## Lesson: Count and Compare Money Amounts Introducing the Concept

Before counting and comparing any money amounts, you should review coin names and coin values with the children. Reviewing these ideas will help refresh their memories of the value of each coin and will help prepare them to start counting groups of coins and finding total amounts for these groups. You can review skip counting with the same types of coins to remind children how to skip count with money. As children develop their money-counting skills, they will be able to make change, and eventually they will add and subtract various money amounts.

Materials: play coins—a set of at least 10 pennies, 5 dimes, 5 nickels, and 4 quarters for each child or group (Learning Tool 36 in the Learning Tools Folder)

Preparation: Put the coin sets in bags for each child or pair.

Prerequisite Skills and Concepts: Children should know the names and values of each coin, and how to skip count by 5s, 10s, and 25s.

Give each child (or pair of children) a bag of coins.
Have the children spill the coins onto their desks and sort them into groups of the same coins.
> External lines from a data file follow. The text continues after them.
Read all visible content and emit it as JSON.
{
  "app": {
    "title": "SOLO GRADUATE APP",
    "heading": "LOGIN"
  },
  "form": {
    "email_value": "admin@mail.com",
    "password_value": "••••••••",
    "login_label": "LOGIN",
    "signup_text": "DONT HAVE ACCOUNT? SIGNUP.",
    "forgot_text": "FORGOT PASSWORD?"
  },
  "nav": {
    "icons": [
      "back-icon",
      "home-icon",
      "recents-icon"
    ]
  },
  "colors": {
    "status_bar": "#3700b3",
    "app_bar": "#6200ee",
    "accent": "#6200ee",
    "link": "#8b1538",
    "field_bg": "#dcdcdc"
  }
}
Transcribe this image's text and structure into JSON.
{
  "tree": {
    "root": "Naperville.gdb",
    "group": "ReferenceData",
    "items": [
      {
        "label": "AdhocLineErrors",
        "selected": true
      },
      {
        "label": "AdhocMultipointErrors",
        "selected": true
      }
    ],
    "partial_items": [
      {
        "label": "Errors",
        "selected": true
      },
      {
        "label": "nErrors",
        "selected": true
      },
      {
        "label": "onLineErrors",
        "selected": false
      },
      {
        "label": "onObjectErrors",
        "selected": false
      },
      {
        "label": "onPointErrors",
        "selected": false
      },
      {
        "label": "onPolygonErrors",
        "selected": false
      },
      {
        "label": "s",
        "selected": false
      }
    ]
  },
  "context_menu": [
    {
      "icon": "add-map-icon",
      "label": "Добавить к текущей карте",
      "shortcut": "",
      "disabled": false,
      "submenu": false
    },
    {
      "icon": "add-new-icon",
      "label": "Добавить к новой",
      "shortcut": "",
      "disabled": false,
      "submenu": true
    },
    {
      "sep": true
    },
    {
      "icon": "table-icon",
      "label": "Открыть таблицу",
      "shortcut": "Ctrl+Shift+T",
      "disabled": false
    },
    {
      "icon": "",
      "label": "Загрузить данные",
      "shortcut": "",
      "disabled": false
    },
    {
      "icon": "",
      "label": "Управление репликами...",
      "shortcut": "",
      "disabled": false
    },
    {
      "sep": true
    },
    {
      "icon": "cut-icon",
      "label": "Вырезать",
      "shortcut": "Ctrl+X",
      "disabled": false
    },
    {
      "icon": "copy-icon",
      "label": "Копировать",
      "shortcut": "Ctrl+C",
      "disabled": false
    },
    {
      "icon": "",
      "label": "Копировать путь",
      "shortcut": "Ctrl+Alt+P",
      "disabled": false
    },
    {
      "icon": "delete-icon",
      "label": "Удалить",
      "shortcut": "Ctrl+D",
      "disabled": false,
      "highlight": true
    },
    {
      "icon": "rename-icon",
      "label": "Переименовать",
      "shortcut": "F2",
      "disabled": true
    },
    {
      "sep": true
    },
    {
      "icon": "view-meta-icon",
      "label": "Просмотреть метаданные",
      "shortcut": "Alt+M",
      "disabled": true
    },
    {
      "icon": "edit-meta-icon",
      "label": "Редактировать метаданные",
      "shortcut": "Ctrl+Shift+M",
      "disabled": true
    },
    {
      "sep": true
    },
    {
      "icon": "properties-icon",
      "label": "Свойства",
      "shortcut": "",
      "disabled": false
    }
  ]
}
• Ask: How many pennies do you have?
(10—or as many as you put in each bag)
• Ask: How many nickels do you have?
(5—or as many as you put in each bag)

Repeat for dimes and quarters.

• Ask: What is the value of a penny?
(one cent)
What is the value of all your pennies?
(10 cents)

Repeat for nickels, dimes, and quarters.

• Say: Take out a nickel and 2 pennies.
• Ask: How can we find the total value of these coins?
If children's answers don't lead to that, take children through the counting process as follows.
• Say: We can count the value of these coins by starting with the nickel. You said earlier that the nickel was worth 5 cents. So we start with 5 cents. We then use counting on to include the value of the pennies—five cents, six cents, seven cents. A nickel and two pennies equals seven cents.
• Say: Let's try that again, this time with a nickel and 4 pennies.
• Ask: How much do you have now? Remember to start with the nickel, which is worth five cents. Children should reply nine cents.

Repeat several times, using nickels and pennies only.

• Say: Now let's try using different coins. Take out two dimes and two pennies.
• Ask: How much is a dime worth?
(ten cents)
• Ask: How can we find out how much two dimes are worth?
(skip count by tens)
• Ask: So how much do we have if we have two dimes?
(twenty cents)
• Say: Let's count on to see how much two dimes and two pennies equal.
(twenty, twenty-one, twenty-two—two dimes and two pennies equal twenty-two cents.)

Repeat with different penny-and-dime combinations.

• Say: Take out 2 quarters and four pennies.
• Ask: How much is two quarters worth?
Fifty cents; count twenty-five, fifty.
• Ask: How can we find how much we have with the quarters and the four pennies?
Count on from fifty.
• Ask: Who can count on from fifty to count on our pennies?
Choose a child, and help that child count fifty-one, fifty-two, fifty-three, fifty-four.

Repeat for various groups of quarters and pennies, not to exceed one dollar.

• Ask: When we count money, do we start with a coin of the highest or lowest value?
(highest)
• Ask: What would you do if you had more than two types of coins to count?
Lead children to suggest that they would sort the coins into groups, order them from highest to lowest value, and then count on to get the amount.
• Say: Today we learned how to count on with coins, and we found that we count the coins of the highest value first.